Whipped into action by a strong autumn breeze, Lynne Reilly’s Canada flag billows out over the fence of her private back yard at her Willow Road townhouse condominium. In the view from her dining room window, the flag’s action is echoed by its double, flying atop the flag mast at Westwood Public School.
If the condo corporation gets its way, the Westwood school flag may be the only one Reilly will be able to see when she looks out her back window.
Reilly moved into the condo at the corner of Willow and Westwood roads in February, bringing her flag with her from her former home. She attached a small adjustable flagpole to the inside of her fence and let the flag fly.
A couple months later, she was told to take it down.
The condo’s rules do not allow anything to be attached to the “common elements,” such as the fence, said a notice she received in April from Sanderson Management Inc., the company that manages the property on behalf of the condominium corporation. Reilly was perplexed.
She was fairly certain this was not the case, as there was already a bracket attached to her fence when she moved in, and a walk around the condo complex revealed a number of other residents with items fastened to the fences – bird houses, hose reels, even another flag, said Reilly.
She called Sanderson Management and spoke to property manager Barbara McDougall.
“I was told, and I quote, ‘The condo corporation does not want to have the flag of every nation waving throughout the complex,’ ” said Reilly.
She answered that the flag is Canada’s flag and this is Canada, but was told it didn’t matter, she said.
She asked whether there had been a complaint about her flag. The answer was yes.
“Who the heck would complain about a Canadian flag?” Reilly said in an interview late last week.
It was a windy October day. Reilly’s flag was still flying over her back yard fence, but not because the condo corporation had a sudden attack of patriotism.
Reilly ignored the instruction to take down the flag, and now she is facing a legal battle of sorts.
“The issue for us is that Ms. Reilly has made a change to the common elements without prior approval,” said Robert Mullin, the lawyer who represents Wellington Condominium Corporation No. 21.
Fastening the flag to the fence without the approval of the board violates section 98 of the Condominium Act, he said in a telephone interview.
“There are no exceptions in that act,” he said.
Reilly believes there should be an exception – an inherent right of a Canadian to fly a Canada flag, she said.
In June, she took the issue to the condo’s annual general meeting.
But when it came time to speak, “I was told that forum was not the forum to discuss individual issues,” said Reilly.
Instead, she was told to address the issue in writing to the board of directors. She hand-delivered a letter to the board on the spot, she said.
She did not hear from the board. Instead, in August she received a registered letter from Mullin of Smith Valeriote Law Firm.
“A flagpole is an improvement to the common elements. The Board of Directors has not approved the installation of a flagpole. Had approval been sought prior to its erection, such approval would have been denied,” it read.
The letter told Reilly she had until Aug. 9 to take the flag down. She refused.
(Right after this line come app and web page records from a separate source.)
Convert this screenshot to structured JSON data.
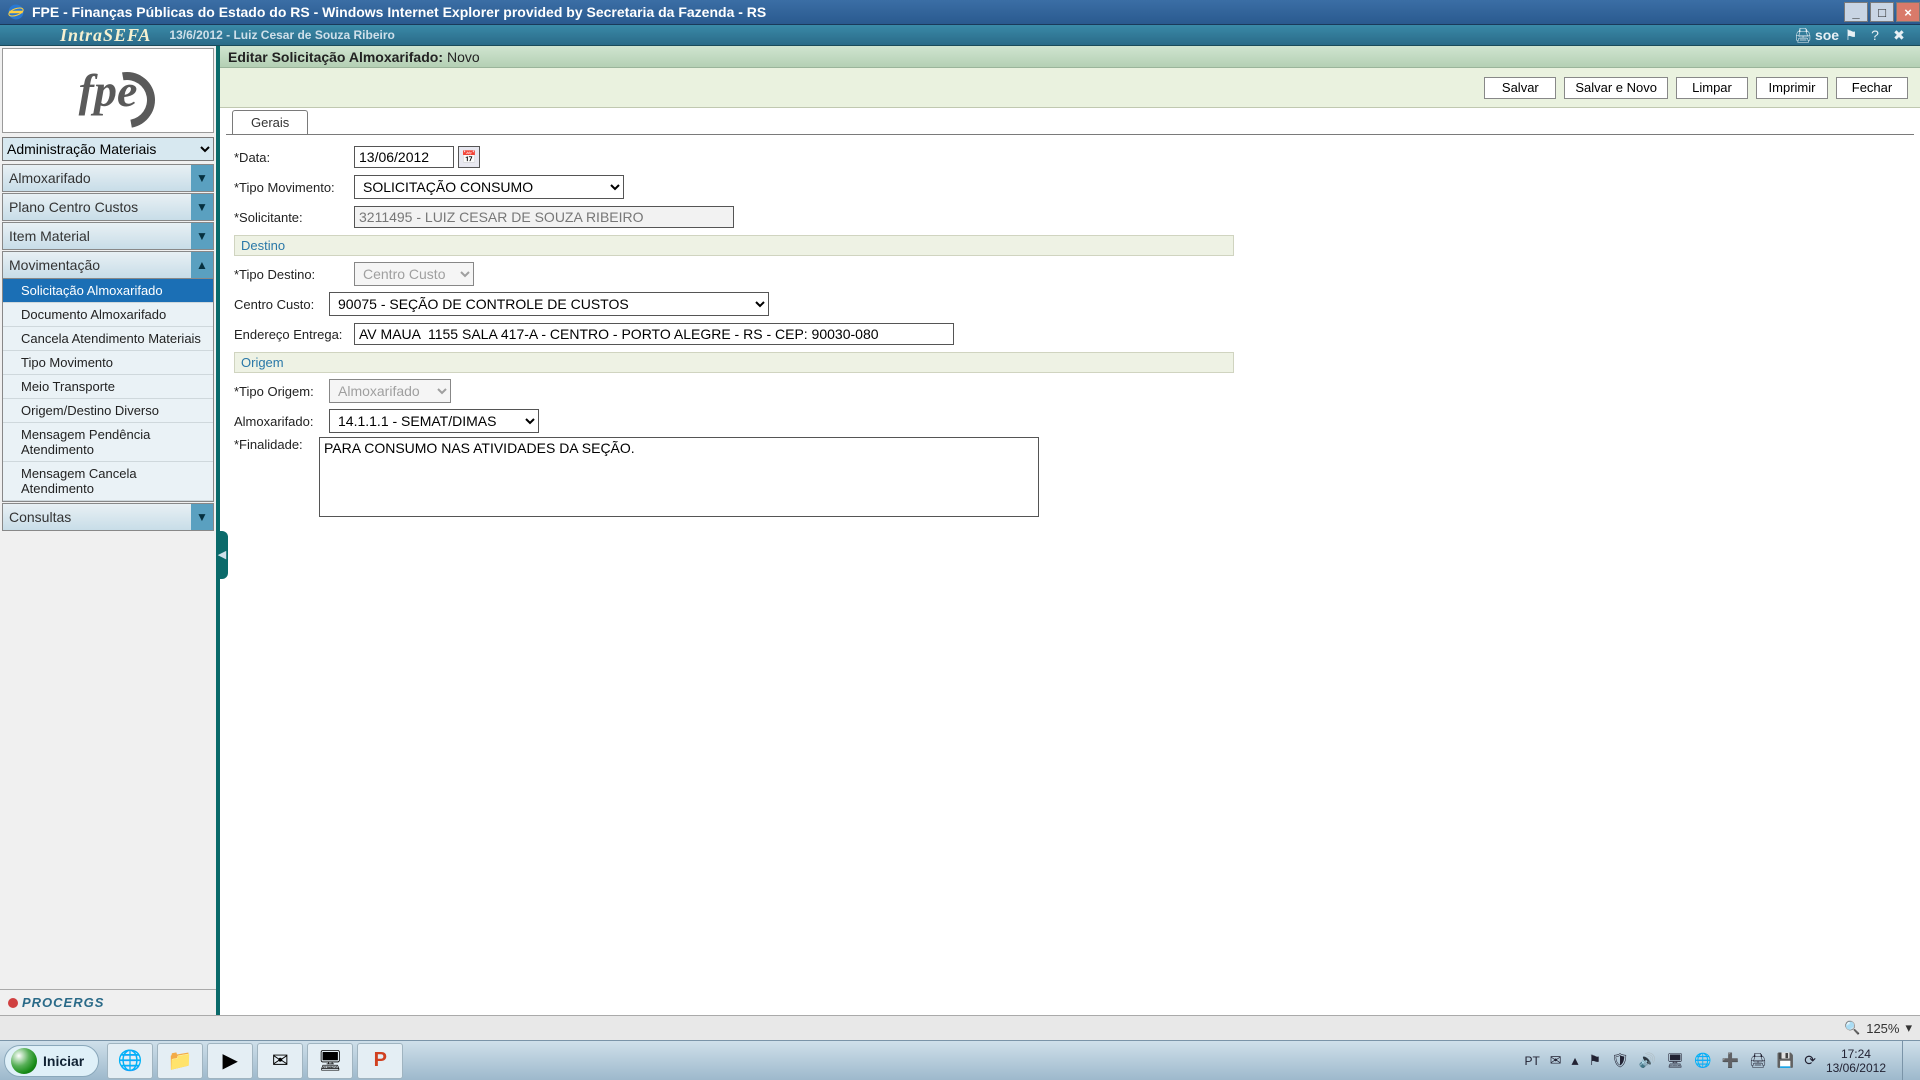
{
  "window": {
    "title": "FPE - Finanças Públicas do Estado do RS - Windows Internet Explorer provided by Secretaria da Fazenda - RS"
  },
  "intrasefa": {
    "brand": "IntraSEFA",
    "session": "13/6/2012 - Luiz Cesar de Souza Ribeiro",
    "soe_label": "soe",
    "icons": [
      "print-icon",
      "flag-icon",
      "help-icon",
      "close-icon"
    ]
  },
  "sidebar": {
    "logo_text": "fpe",
    "module": "Administração Materiais",
    "menu": [
      {
        "label": "Almoxarifado",
        "expanded": false
      },
      {
        "label": "Plano Centro Custos",
        "expanded": false
      },
      {
        "label": "Item Material",
        "expanded": false
      },
      {
        "label": "Movimentação",
        "expanded": true,
        "children": [
          {
            "label": "Solicitação Almoxarifado",
            "selected": true
          },
          {
            "label": "Documento Almoxarifado"
          },
          {
            "label": "Cancela Atendimento Materiais"
          },
          {
            "label": "Tipo Movimento"
          },
          {
            "label": "Meio Transporte"
          },
          {
            "label": "Origem/Destino Diverso"
          },
          {
            "label": "Mensagem Pendência Atendimento"
          },
          {
            "label": "Mensagem Cancela Atendimento"
          }
        ]
      },
      {
        "label": "Consultas",
        "expanded": false
      }
    ],
    "footer": "PROCERGS"
  },
  "content": {
    "subheader_label": "Editar Solicitação Almoxarifado:",
    "subheader_state": "Novo",
    "toolbar": {
      "salvar": "Salvar",
      "salvar_novo": "Salvar e Novo",
      "limpar": "Limpar",
      "imprimir": "Imprimir",
      "fechar": "Fechar"
    },
    "tab": "Gerais",
    "form": {
      "data_label": "*Data:",
      "data_value": "13/06/2012",
      "tipo_mov_label": "*Tipo Movimento:",
      "tipo_mov_value": "SOLICITAÇÃO CONSUMO",
      "solicitante_label": "*Solicitante:",
      "solicitante_value": "3211495 - LUIZ CESAR DE SOUZA RIBEIRO",
      "section_destino": "Destino",
      "tipo_destino_label": "*Tipo Destino:",
      "tipo_destino_value": "Centro Custo",
      "centro_custo_label": "Centro Custo:",
      "centro_custo_value": "90075 - SEÇÃO DE CONTROLE DE CUSTOS",
      "endereco_label": "Endereço Entrega:",
      "endereco_value": "AV MAUA  1155 SALA 417-A - CENTRO - PORTO ALEGRE - RS - CEP: 90030-080",
      "section_origem": "Origem",
      "tipo_origem_label": "*Tipo Origem:",
      "tipo_origem_value": "Almoxarifado",
      "almox_label": "Almoxarifado:",
      "almox_value": "14.1.1.1 - SEMAT/DIMAS",
      "finalidade_label": "*Finalidade:",
      "finalidade_value": "PARA CONSUMO NAS ATIVIDADES DA SEÇÃO."
    }
  },
  "statusbar": {
    "zoom_label": "125%"
  },
  "taskbar": {
    "start": "Iniciar",
    "lang": "PT",
    "time": "17:24",
    "date": "13/06/2012",
    "quick": [
      {
        "name": "ie-icon",
        "glyph": "🌐"
      },
      {
        "name": "explorer-icon",
        "glyph": "📁"
      },
      {
        "name": "wmp-icon",
        "glyph": "▶"
      },
      {
        "name": "outlook-icon",
        "glyph": "✉"
      },
      {
        "name": "app-icon",
        "glyph": "🖥"
      },
      {
        "name": "powerpoint-icon",
        "glyph": "P"
      }
    ],
    "tray_icons": [
      "flag-icon",
      "shield-icon",
      "sound-icon",
      "display-icon",
      "network-icon",
      "plus-icon",
      "printer-icon",
      "device-icon",
      "updates-icon"
    ]
  }
}
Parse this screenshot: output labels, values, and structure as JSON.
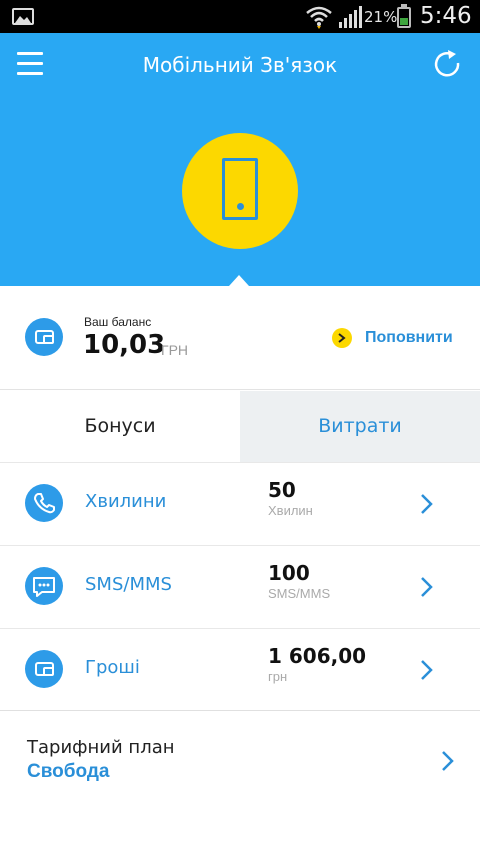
{
  "status_bar": {
    "battery_percent": "21%",
    "time": "5:46",
    "icons": [
      "gallery-icon",
      "wifi-icon",
      "signal-icon",
      "battery-icon"
    ]
  },
  "header": {
    "title": "Мобільний Зв'язок",
    "menu_icon": "hamburger-menu-icon",
    "refresh_icon": "refresh-icon",
    "hero_icon": "mobile-phone-icon"
  },
  "balance": {
    "label": "Ваш баланс",
    "value": "10,03",
    "currency": "ГРН",
    "topup_label": "Поповнити"
  },
  "tabs": [
    {
      "label": "Бонуси",
      "active": true
    },
    {
      "label": "Витрати",
      "active": false
    }
  ],
  "rows": [
    {
      "label": "Хвилини",
      "value": "50",
      "unit": "Хвилин",
      "icon": "phone-handset-icon"
    },
    {
      "label": "SMS/MMS",
      "value": "100",
      "unit": "SMS/MMS",
      "icon": "chat-bubble-icon"
    },
    {
      "label": "Гроші",
      "value": "1 606,00",
      "unit": "грн",
      "icon": "wallet-icon"
    }
  ],
  "plan": {
    "label": "Тарифний план",
    "name": "Свобода"
  },
  "colors": {
    "header_blue": "#29a8f3",
    "accent_blue": "#2a8fd8",
    "hero_yellow": "#fcd800",
    "tab_inactive_bg": "#edf0f2"
  }
}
The law firm began the process to start mediation. “There is a civil process, and we will proceed with it,” Mullin told the Tribune.
Through a letter, which arrived in mid-September from the mediator chosen by the law firm, Reilly learned that it would cost her $847.50 for a half-day of mediation, plus $150 for each additional hour that it might take to resolve the dispute.
The condo corporation would pay the same – money that comes out of the fees that all condo owners, including Reilly, pay.
“It’s very regretful that we’re having to spend fees on this,” said Mullin.
But Reilly refused mediation, maintaining that “I haven’t done anything wrong.”
She says her nearest neighbours told her they don’t mind the flag, and she suspects others in the complex, if asked, would be OK with it also.
Mullin said there is no evidence this is the case.
“The overriding motivation for people to live in condos is consistency,” he said. “It’s a very inconsistent look,” he said of Reilly’s flag.
But for Reilly it’s about more than a look. “I cannot believe, in a country like the one we live in, we’re being told to take down a Canada flag,” she said.
In the most recent letter from Mullin, Reilly was warned that if she continues to resist mediation, the law firm will proceed to “binding arbitration.” Under that process, an independent third party will decide the outcome and both parties will have to abide by the decision.
Reilly is hoping for support from the greater community in her fight. She has create aYouTube video and an e-mail address ( firstname.lastname@example.org ) where she hopes people will send their positive feedback.